## Component data from apps and pages
==================================================

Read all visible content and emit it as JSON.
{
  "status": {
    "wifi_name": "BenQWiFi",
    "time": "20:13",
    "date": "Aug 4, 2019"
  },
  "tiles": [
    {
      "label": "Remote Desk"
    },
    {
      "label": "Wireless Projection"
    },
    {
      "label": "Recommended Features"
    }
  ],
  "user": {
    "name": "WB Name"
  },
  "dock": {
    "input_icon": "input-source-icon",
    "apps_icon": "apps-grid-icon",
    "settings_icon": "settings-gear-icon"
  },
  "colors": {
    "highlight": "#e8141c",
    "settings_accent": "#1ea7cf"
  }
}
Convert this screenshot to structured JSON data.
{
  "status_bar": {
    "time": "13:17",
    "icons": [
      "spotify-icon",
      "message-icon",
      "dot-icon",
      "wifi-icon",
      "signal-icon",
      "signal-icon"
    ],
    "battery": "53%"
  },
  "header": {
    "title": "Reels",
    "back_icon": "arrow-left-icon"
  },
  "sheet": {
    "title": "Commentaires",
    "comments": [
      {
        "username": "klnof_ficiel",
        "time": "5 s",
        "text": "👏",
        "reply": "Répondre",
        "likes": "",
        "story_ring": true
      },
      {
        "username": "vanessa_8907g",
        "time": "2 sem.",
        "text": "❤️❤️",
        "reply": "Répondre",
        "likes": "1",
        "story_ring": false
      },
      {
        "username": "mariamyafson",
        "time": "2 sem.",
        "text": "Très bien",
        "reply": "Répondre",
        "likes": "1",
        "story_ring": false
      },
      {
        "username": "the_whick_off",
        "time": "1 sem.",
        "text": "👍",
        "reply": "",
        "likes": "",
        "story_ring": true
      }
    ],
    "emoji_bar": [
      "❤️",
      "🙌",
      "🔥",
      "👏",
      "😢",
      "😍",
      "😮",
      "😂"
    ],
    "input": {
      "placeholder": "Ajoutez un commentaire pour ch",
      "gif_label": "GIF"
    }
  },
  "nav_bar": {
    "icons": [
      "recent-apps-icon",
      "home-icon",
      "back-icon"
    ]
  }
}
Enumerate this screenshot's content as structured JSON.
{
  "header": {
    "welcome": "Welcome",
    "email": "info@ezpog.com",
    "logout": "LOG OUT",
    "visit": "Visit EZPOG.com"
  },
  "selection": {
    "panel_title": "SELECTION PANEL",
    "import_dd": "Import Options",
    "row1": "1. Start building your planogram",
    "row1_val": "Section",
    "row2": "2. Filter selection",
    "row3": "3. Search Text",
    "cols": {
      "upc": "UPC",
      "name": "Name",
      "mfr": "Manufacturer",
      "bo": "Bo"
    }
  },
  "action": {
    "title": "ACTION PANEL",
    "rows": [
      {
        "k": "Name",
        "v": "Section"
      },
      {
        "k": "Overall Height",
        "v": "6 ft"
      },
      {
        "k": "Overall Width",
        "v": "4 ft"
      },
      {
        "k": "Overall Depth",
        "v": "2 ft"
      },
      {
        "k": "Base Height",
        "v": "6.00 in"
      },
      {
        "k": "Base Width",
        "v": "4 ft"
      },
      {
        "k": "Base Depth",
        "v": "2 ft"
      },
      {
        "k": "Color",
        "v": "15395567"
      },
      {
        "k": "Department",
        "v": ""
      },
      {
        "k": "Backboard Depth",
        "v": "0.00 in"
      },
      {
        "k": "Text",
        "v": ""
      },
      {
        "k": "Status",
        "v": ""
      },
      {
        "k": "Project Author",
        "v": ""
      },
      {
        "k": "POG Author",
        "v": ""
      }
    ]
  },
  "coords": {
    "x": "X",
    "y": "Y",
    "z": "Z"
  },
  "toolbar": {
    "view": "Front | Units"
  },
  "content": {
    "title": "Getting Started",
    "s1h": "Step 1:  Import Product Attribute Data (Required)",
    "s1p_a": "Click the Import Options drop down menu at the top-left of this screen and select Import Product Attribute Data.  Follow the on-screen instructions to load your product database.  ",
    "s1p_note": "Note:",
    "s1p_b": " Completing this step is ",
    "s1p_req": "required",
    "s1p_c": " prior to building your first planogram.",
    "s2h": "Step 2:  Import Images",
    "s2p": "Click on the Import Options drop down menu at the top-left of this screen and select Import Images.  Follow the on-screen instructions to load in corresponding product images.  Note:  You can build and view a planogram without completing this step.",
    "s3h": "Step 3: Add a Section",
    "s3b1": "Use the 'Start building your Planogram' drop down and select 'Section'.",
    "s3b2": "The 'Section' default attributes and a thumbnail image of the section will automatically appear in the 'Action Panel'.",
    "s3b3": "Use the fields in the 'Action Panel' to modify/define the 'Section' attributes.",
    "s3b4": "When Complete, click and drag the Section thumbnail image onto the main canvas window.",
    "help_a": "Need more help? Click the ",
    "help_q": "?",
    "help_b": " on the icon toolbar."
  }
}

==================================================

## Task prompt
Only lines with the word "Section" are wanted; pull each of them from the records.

## Answer box
    "row1_val": "Section",
        "v": "Section"
    "s3h": "Step 3: Add a Section",
    "s3b1": "Use the 'Start building your Planogram' drop down and select 'Section'.",
    "s3b2": "The 'Section' default attributes and a thumbnail image of the section will automatically appear in the 'Action Panel'.",
    "s3b3": "Use the fields in the 'Action Panel' to modify/define the 'Section' attributes.",
    "s3b4": "When Complete, click and drag the Section thumbnail image onto the main canvas window.",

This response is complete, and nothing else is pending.